Mixing a small amount of baking soda with warm water will help clean any corrosion off the clamps and battery tray. Using a stiff brush dipped in the mixture makes it easier to scrub off any rust or corrosion that could prevent the new battery from working. Carefully wipe away any excess moisture or battery acid. Wiggle the new battery slightly after placing it in the battery tray to make sure it is tight and facing the correct direction.
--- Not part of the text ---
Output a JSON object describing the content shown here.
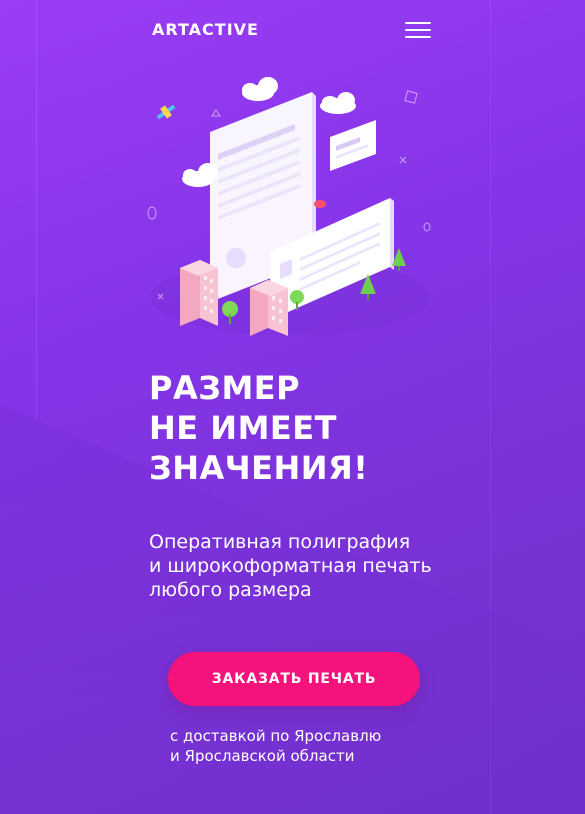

Always connect the positive cable first when replacing a car battery. Make sure the clamps are tight and are pushed all the way down on the battery terminals. If the car does not start after replacing the new battery, turn the vehicle off and re-tighten the cables. Since old car batteries contain dangerous acid and chemicals, it is best to consult a mechanic or auto parts store on correct disposal methods. Many stores that sell car batteries will recycle an old one for a small fee or for free.